There’s nothing comfortable about trauma, so many people are tempted to avoid facing it – ours or our children’s. But that’s exactly what we don’t want to do. That’s because trauma doesn’t diminish on its own and, if not addressed it can affect every aspect of a person’s life.
How We Can Address It
Like cancer, trauma can be tricky to heal, partly because it makes such a personal impact. It’s as if it rewires us, changing us in subtle and not-so-subtle ways. Insidious is a good word here. As we said earlier, one child who is bullied might lose confidence in herself and withdraw – another might lose confidence and become a defensive, angry fighter, another …
So, how can you address something that’s so amorphous? As most trauma survivors will tell you, psychiatric therapy by itself isn’t completely effective.
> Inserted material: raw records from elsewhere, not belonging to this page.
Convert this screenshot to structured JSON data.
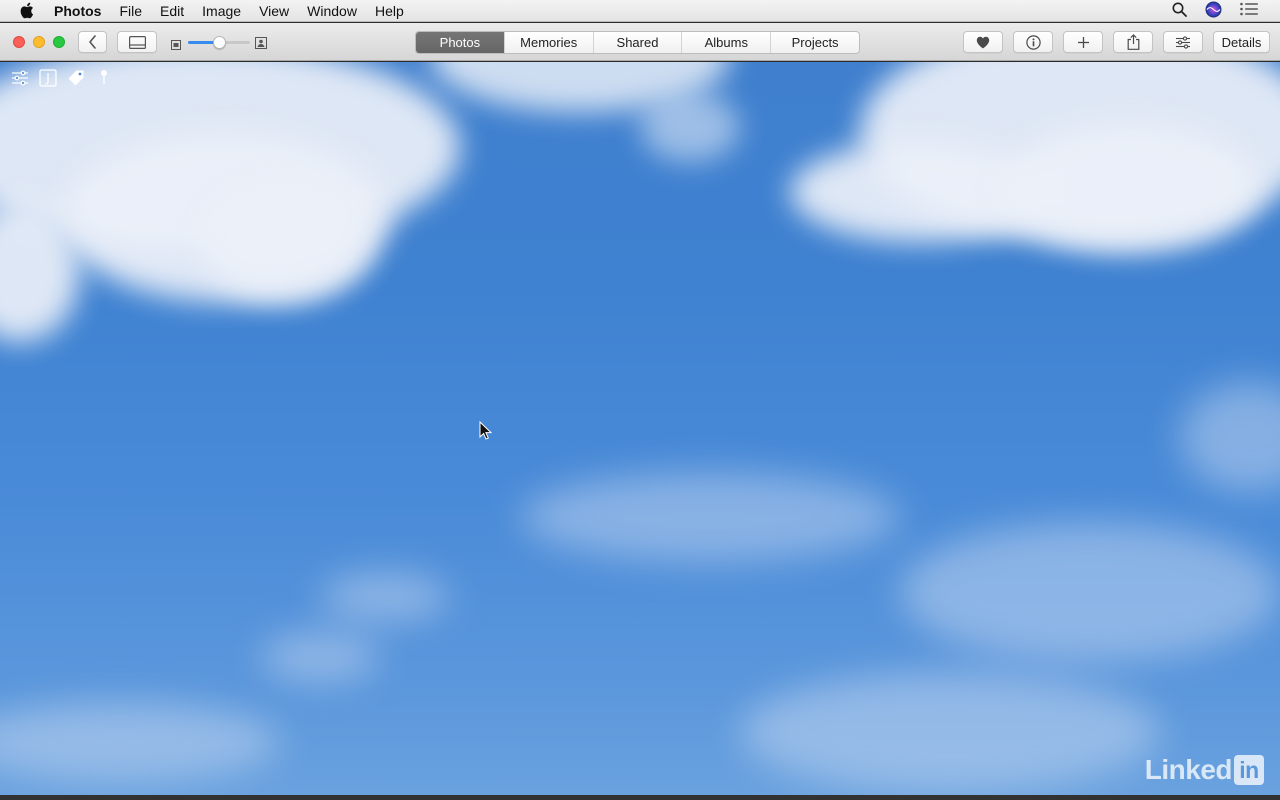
{
  "menubar": {
    "apple_icon": "apple-logo-icon",
    "app_name": "Photos",
    "items": [
      "File",
      "Edit",
      "Image",
      "View",
      "Window",
      "Help"
    ],
    "right_icons": [
      "spotlight-search-icon",
      "siri-icon",
      "notification-center-icon"
    ]
  },
  "toolbar": {
    "window_controls": [
      "close",
      "minimize",
      "zoom"
    ],
    "back_icon": "chevron-left-icon",
    "sidebar_icon": "sidebar-toggle-icon",
    "zoom_slider": {
      "level": 0.5,
      "min_icon": "small-photo-icon",
      "max_icon": "large-photo-icon"
    },
    "tabs": [
      {
        "label": "Photos",
        "active": true
      },
      {
        "label": "Memories",
        "active": false
      },
      {
        "label": "Shared",
        "active": false
      },
      {
        "label": "Albums",
        "active": false
      },
      {
        "label": "Projects",
        "active": false
      }
    ],
    "actions": [
      "heart-icon",
      "info-icon",
      "add-icon",
      "share-icon",
      "adjust-icon"
    ],
    "details_label": "Details"
  },
  "photo": {
    "edit_tools": [
      "adjustments-icon",
      "keyword-icon",
      "tag-icon",
      "location-pin-icon"
    ],
    "keyword_letter": "J",
    "colors": {
      "sky_top": "#3f7fce",
      "sky_bottom": "#6aa2df",
      "cloud": "#ebf0f8"
    }
  },
  "watermark": {
    "text": "Linked",
    "badge": "in"
  }
}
Countless people understand their trauma and know what they should do, but they can’t get at it. That’s because trauma isn’t an intellectual experience. Trauma hits us in the gut.
According to Bessel van der Kolk, MD, a psychiatrist and trauma specialist with decades of on-the-ground experience, “Trauma … wreaks havoc in ourbodies.” If trauma isn’t an intellectual concept, how can we address it? Dr. van der Kolk suggests that visceral, instinctual, intuitive, experiential modalities can be helpful.
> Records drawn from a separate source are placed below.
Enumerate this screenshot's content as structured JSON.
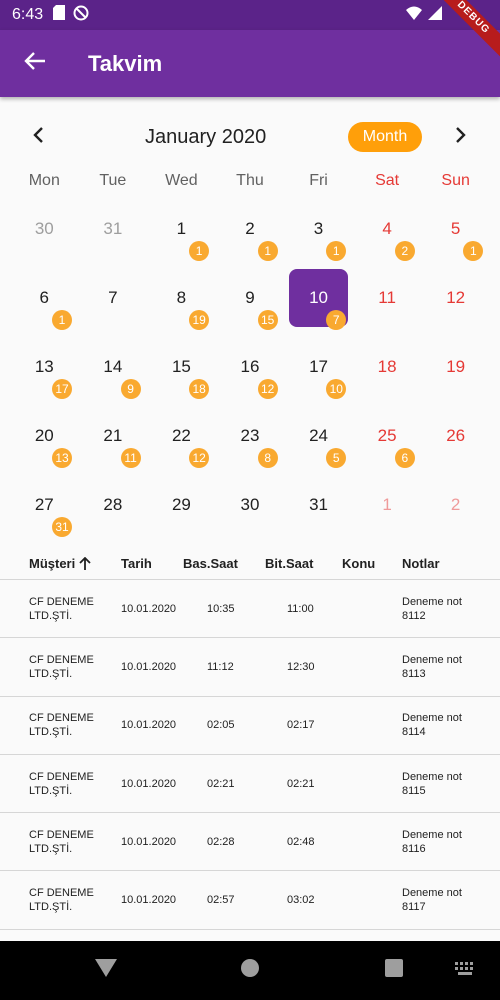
{
  "status": {
    "time": "6:43"
  },
  "app_bar": {
    "title": "Takvim",
    "debug_label": "DEBUG"
  },
  "calendar": {
    "month_title": "January 2020",
    "format_button": "Month",
    "weekdays": [
      {
        "label": "Mon",
        "weekend": false
      },
      {
        "label": "Tue",
        "weekend": false
      },
      {
        "label": "Wed",
        "weekend": false
      },
      {
        "label": "Thu",
        "weekend": false
      },
      {
        "label": "Fri",
        "weekend": false
      },
      {
        "label": "Sat",
        "weekend": true
      },
      {
        "label": "Sun",
        "weekend": true
      }
    ],
    "weeks": [
      [
        {
          "day": "30",
          "outside": true,
          "badge": ""
        },
        {
          "day": "31",
          "outside": true,
          "badge": ""
        },
        {
          "day": "1",
          "badge": "1"
        },
        {
          "day": "2",
          "badge": "1"
        },
        {
          "day": "3",
          "badge": "1"
        },
        {
          "day": "4",
          "badge": "2"
        },
        {
          "day": "5",
          "badge": "1"
        }
      ],
      [
        {
          "day": "6",
          "badge": "1"
        },
        {
          "day": "7",
          "badge": ""
        },
        {
          "day": "8",
          "badge": "19"
        },
        {
          "day": "9",
          "badge": "15"
        },
        {
          "day": "10",
          "badge": "7",
          "selected": true
        },
        {
          "day": "11",
          "badge": ""
        },
        {
          "day": "12",
          "badge": ""
        }
      ],
      [
        {
          "day": "13",
          "badge": "17"
        },
        {
          "day": "14",
          "badge": "9"
        },
        {
          "day": "15",
          "badge": "18"
        },
        {
          "day": "16",
          "badge": "12"
        },
        {
          "day": "17",
          "badge": "10"
        },
        {
          "day": "18",
          "badge": ""
        },
        {
          "day": "19",
          "badge": ""
        }
      ],
      [
        {
          "day": "20",
          "badge": "13"
        },
        {
          "day": "21",
          "badge": "11"
        },
        {
          "day": "22",
          "badge": "12"
        },
        {
          "day": "23",
          "badge": "8"
        },
        {
          "day": "24",
          "badge": "5"
        },
        {
          "day": "25",
          "badge": "6"
        },
        {
          "day": "26",
          "badge": ""
        }
      ],
      [
        {
          "day": "27",
          "badge": "31"
        },
        {
          "day": "28",
          "badge": ""
        },
        {
          "day": "29",
          "badge": ""
        },
        {
          "day": "30",
          "badge": ""
        },
        {
          "day": "31",
          "badge": ""
        },
        {
          "day": "1",
          "outside": true,
          "badge": ""
        },
        {
          "day": "2",
          "outside": true,
          "badge": ""
        }
      ]
    ]
  },
  "table": {
    "headers": [
      "Müşteri",
      "Tarih",
      "Bas.Saat",
      "Bit.Saat",
      "Konu",
      "Notlar"
    ],
    "sorted_column": "Müşteri",
    "rows": [
      {
        "musteri": "CF DENEME LTD.ŞTİ.",
        "tarih": "10.01.2020",
        "bas": "10:35",
        "bit": "11:00",
        "konu": "",
        "notlar": "Deneme not 8112"
      },
      {
        "musteri": "CF DENEME LTD.ŞTİ.",
        "tarih": "10.01.2020",
        "bas": "11:12",
        "bit": "12:30",
        "konu": "",
        "notlar": "Deneme not 8113"
      },
      {
        "musteri": "CF DENEME LTD.ŞTİ.",
        "tarih": "10.01.2020",
        "bas": "02:05",
        "bit": "02:17",
        "konu": "",
        "notlar": "Deneme not 8114"
      },
      {
        "musteri": "CF DENEME LTD.ŞTİ.",
        "tarih": "10.01.2020",
        "bas": "02:21",
        "bit": "02:21",
        "konu": "",
        "notlar": "Deneme not 8115"
      },
      {
        "musteri": "CF DENEME LTD.ŞTİ.",
        "tarih": "10.01.2020",
        "bas": "02:28",
        "bit": "02:48",
        "konu": "",
        "notlar": "Deneme not 8116"
      },
      {
        "musteri": "CF DENEME LTD.ŞTİ.",
        "tarih": "10.01.2020",
        "bas": "02:57",
        "bit": "03:02",
        "konu": "",
        "notlar": "Deneme not 8117"
      }
    ]
  },
  "colors": {
    "app_bar": "#6f2f9f",
    "status_bar": "#5b2389",
    "accent": "#ff9f0a",
    "badge": "#f9a930",
    "weekend": "#e53935",
    "selected_day": "#6f2f9f"
  },
  "icons": {
    "back": "arrow-left-icon",
    "prev": "chevron-left-icon",
    "next": "chevron-right-icon",
    "sort": "arrow-up-icon"
  }
}
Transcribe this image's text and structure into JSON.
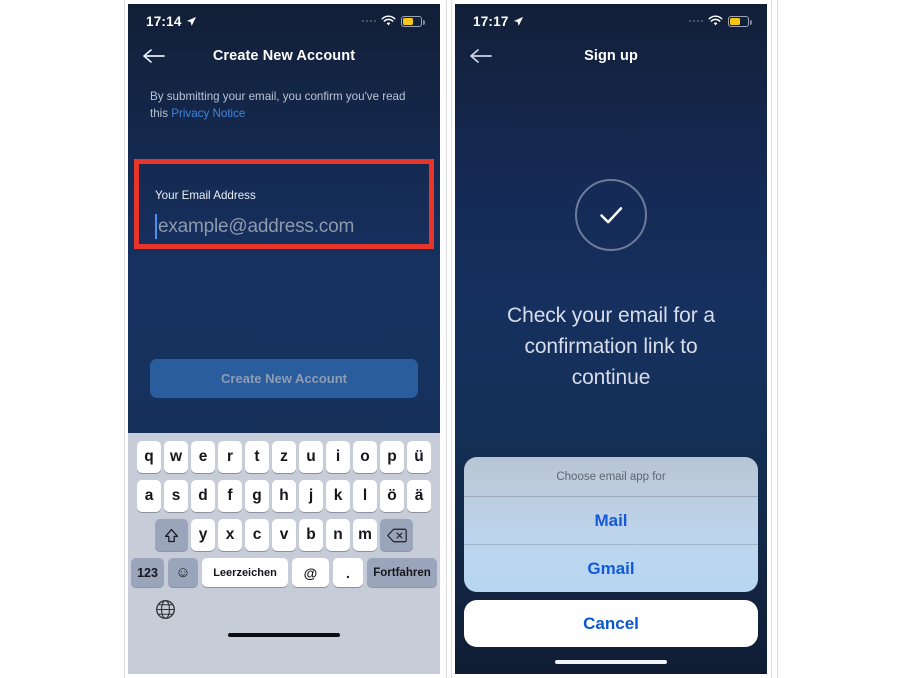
{
  "page": {
    "background": "#ffffff"
  },
  "colors": {
    "screen_navy": "#16305f",
    "screen_navy_dark": "#111e36",
    "highlight_red": "#e8352b",
    "link_blue": "#3d84de",
    "cta_blue": "#2a5d9e",
    "cta_text": "#8d9db4",
    "sheet_action_blue": "#1359d8",
    "keyboard_bg": "#c7ccd9",
    "key_white": "#ffffff",
    "key_grey": "#9aa4ba",
    "battery_yellow": "#f5c518"
  },
  "left_screen": {
    "status_bar": {
      "time": "17:14",
      "location_icon": "location-arrow-icon",
      "signal_icon": "signal-dots-icon",
      "wifi_icon": "wifi-icon",
      "battery_icon": "battery-low-power-icon"
    },
    "nav": {
      "back_icon": "arrow-left-icon",
      "title": "Create New Account"
    },
    "consent": {
      "text_before": "By submitting your email, you confirm you've read this ",
      "link_label": "Privacy Notice"
    },
    "email_field": {
      "label": "Your Email Address",
      "value": "",
      "placeholder": "example@address.com",
      "highlighted": true,
      "caret_visible": true
    },
    "cta": {
      "label": "Create New Account",
      "enabled": false
    },
    "keyboard": {
      "layout": "QWERTZ (German)",
      "row1": [
        "q",
        "w",
        "e",
        "r",
        "t",
        "z",
        "u",
        "i",
        "o",
        "p",
        "ü"
      ],
      "row2": [
        "a",
        "s",
        "d",
        "f",
        "g",
        "h",
        "j",
        "k",
        "l",
        "ö",
        "ä"
      ],
      "row3_letters": [
        "y",
        "x",
        "c",
        "v",
        "b",
        "n",
        "m"
      ],
      "shift_icon": "shift-arrow-up-icon",
      "backspace_icon": "backspace-delete-icon",
      "numbers_key": "123",
      "emoji_icon": "smiley-face-icon",
      "space_key": "Leerzeichen",
      "at_key": "@",
      "dot_key": ".",
      "go_key": "Fortfahren",
      "globe_icon": "globe-language-icon",
      "home_indicator": "home-indicator-bar"
    }
  },
  "right_screen": {
    "status_bar": {
      "time": "17:17",
      "location_icon": "location-arrow-icon",
      "signal_icon": "signal-dots-icon",
      "wifi_icon": "wifi-icon",
      "battery_icon": "battery-low-power-icon"
    },
    "nav": {
      "back_icon": "arrow-left-icon",
      "title": "Sign up"
    },
    "success": {
      "check_icon": "checkmark-circle-icon",
      "message": "Check your email for a confirmation link to continue"
    },
    "action_sheet": {
      "title": "Choose email app for",
      "options": [
        {
          "label": "Mail"
        },
        {
          "label": "Gmail"
        }
      ],
      "cancel_label": "Cancel"
    },
    "home_indicator": "home-indicator-bar"
  }
}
Why Learning Music Can Heal
Music educator Bill Rossi spent decades teaching challenged students (many of whom were diagnosed with PTSD). He immersed them in learning the Blues, and that empowered them to rise above their circumstances to become self-confident. He speaks of this musical process as “the development of creative impulses”:
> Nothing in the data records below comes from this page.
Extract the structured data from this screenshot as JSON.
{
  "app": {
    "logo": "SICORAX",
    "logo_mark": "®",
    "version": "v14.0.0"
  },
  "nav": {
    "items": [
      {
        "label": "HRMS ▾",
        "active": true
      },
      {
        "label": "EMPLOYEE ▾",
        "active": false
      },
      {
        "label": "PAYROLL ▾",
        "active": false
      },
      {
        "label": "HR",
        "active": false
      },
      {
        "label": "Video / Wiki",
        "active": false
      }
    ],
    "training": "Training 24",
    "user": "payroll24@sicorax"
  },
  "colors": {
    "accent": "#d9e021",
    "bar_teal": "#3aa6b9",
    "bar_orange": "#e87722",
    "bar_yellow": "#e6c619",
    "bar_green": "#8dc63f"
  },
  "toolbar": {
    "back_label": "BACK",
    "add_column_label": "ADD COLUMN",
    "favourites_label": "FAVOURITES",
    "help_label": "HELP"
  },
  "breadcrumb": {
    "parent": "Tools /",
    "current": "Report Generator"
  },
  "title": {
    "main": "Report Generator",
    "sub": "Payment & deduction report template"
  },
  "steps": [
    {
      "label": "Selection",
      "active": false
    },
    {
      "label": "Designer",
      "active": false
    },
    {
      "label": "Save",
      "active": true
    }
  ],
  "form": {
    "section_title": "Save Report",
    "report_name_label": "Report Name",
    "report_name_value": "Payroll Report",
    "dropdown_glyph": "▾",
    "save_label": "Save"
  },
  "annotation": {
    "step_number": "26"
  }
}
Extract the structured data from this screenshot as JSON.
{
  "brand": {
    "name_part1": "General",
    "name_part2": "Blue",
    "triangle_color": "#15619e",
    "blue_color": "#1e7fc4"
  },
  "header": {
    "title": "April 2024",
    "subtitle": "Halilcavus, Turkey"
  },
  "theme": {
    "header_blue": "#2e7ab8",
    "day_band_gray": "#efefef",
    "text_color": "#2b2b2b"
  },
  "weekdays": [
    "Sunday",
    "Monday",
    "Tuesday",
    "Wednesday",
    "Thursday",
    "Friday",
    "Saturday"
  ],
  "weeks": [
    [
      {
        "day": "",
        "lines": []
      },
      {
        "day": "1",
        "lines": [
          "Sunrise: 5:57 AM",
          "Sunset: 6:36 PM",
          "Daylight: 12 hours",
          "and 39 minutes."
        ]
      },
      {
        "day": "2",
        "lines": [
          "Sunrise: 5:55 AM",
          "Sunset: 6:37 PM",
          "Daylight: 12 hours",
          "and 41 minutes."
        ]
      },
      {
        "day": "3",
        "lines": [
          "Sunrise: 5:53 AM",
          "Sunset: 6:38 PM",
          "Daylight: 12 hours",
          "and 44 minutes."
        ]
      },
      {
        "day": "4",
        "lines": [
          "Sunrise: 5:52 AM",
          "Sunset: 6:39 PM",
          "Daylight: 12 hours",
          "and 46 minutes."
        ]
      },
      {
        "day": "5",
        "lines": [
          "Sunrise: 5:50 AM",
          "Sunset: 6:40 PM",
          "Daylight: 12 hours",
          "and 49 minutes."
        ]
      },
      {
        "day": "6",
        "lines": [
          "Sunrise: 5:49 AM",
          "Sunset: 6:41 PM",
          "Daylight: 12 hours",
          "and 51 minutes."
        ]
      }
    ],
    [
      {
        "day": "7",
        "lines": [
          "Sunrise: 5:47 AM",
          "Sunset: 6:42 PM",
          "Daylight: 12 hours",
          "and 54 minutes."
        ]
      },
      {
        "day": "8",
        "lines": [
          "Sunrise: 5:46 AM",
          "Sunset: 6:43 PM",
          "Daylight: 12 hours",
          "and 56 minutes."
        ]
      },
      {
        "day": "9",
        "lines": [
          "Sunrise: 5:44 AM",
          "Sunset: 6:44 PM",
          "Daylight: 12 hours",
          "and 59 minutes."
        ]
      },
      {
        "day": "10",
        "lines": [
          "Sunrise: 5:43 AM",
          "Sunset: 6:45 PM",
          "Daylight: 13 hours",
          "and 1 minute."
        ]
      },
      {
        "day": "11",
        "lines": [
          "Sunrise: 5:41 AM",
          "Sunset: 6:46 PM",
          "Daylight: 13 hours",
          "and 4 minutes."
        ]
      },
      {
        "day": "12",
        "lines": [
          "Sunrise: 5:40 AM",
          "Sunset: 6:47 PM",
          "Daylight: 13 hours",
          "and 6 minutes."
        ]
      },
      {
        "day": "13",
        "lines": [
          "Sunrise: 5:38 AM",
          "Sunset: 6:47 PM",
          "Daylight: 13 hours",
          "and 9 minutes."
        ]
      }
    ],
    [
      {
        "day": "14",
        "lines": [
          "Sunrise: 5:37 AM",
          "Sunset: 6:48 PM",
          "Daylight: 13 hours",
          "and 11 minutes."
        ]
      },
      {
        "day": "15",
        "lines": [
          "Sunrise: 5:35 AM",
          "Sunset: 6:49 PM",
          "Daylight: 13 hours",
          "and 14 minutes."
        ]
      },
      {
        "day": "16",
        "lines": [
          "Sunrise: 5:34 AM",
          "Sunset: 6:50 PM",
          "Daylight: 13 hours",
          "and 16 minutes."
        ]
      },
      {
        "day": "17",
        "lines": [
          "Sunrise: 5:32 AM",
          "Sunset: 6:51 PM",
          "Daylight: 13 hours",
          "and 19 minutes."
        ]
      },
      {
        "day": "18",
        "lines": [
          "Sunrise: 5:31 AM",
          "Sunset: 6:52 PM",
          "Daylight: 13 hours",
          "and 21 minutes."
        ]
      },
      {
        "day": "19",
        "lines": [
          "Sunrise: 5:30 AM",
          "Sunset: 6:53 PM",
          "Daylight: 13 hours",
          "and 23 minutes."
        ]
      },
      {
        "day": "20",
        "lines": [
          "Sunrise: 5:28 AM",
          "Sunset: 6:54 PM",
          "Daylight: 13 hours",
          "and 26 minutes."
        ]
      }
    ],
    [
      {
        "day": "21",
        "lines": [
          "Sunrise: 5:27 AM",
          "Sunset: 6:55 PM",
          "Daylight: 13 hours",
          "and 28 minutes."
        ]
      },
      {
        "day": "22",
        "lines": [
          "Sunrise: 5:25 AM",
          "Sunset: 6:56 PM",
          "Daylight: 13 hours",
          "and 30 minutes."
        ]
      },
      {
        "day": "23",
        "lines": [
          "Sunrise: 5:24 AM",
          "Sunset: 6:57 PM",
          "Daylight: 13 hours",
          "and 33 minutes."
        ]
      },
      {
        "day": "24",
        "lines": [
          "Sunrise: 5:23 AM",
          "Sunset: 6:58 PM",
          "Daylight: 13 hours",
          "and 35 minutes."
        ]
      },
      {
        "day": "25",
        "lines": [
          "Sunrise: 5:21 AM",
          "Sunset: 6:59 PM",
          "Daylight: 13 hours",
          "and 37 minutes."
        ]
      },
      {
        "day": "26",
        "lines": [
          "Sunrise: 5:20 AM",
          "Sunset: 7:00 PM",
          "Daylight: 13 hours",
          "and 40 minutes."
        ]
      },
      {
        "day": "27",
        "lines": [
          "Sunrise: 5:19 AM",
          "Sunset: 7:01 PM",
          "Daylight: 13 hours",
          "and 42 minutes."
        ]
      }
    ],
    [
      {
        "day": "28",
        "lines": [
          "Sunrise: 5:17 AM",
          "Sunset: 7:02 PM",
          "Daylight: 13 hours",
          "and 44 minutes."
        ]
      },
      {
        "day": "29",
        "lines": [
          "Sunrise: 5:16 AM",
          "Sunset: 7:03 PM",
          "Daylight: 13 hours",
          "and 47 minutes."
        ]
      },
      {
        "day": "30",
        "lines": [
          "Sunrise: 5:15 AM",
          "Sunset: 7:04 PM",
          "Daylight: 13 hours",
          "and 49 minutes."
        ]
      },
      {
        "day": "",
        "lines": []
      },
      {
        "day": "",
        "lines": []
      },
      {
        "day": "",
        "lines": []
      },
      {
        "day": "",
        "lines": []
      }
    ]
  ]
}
There is a unique, dark loneliness that abused and traumatized people feel where hopelessness and desperation prevail. It is here that special help is needed, an effective means of overcoming this circumstance not only to make life bearable but also to give opportunities of hope. We can offer this through the development of creative impulses.
Rossi says that when a student learns a style of music that feels personal, she will feel as if she’s in a conversation and will have creative impulses to respond. If encouraged to do this she will begin to reestablish her relationship with herself or, in the case of children who have not been traumatized, will strengthen that relationship. Either way, she will learn more about who she is.
As Rossi explains, this can also bring her back into the world.
“Having a means to share emerging feelings and ideas provides the ground for feeling happiness instead of fear, empowering students to take steps away from trauma and into the world, because not only do they begin to realize their own possibilities, they also put themselves in position to understand and take advantage of new possibilities available around them.”
Feeling Confident and Competent Diminishes Trauma
Let’s say your child has become less outgoing and you’re concerned that she may have been bullied or otherwise belittled and put down. She may be unwilling to talk with you about how she’s feeling – and may well not understand what’s happening to her. But if it makes sense to you that she needs a way to express herself so she can move beyond whatever has happened, then a substantial involvement in music could be very helpful.
Music offers a visceral, experiential way of getting in touch with – and expressing – yourself. Traumatized or not, it provides the opportunity of finding out who you are on a feeling level. It’s a safe way to explore yourself, the self that trauma once submerged. You might say it can bring you home.
Our teachers at The Music Studio Atlanta are deep into music. It’s their chosen thing – their personal way of getting in touch with and expressing who they are. And the teachers we hire are teaching because they’re sharing a craft that makes such a difference in their lives.
Of course, we’re not saying that music lessons will necessarily be the end-all to be-all of trauma. We are simply saying that music lessons have the potential to make a child feel more confident, happier, and more capable. We’re saying that not only can learning music lessen the effects of trauma, but learning music can also bring you home.
If you’d like more, please read our post The Benefits of Music Lessons. Trauma or not, music lessons at The Music Studio Atlanta can bring tremendous well-being, satisfaction, and – dare we say it? – joy.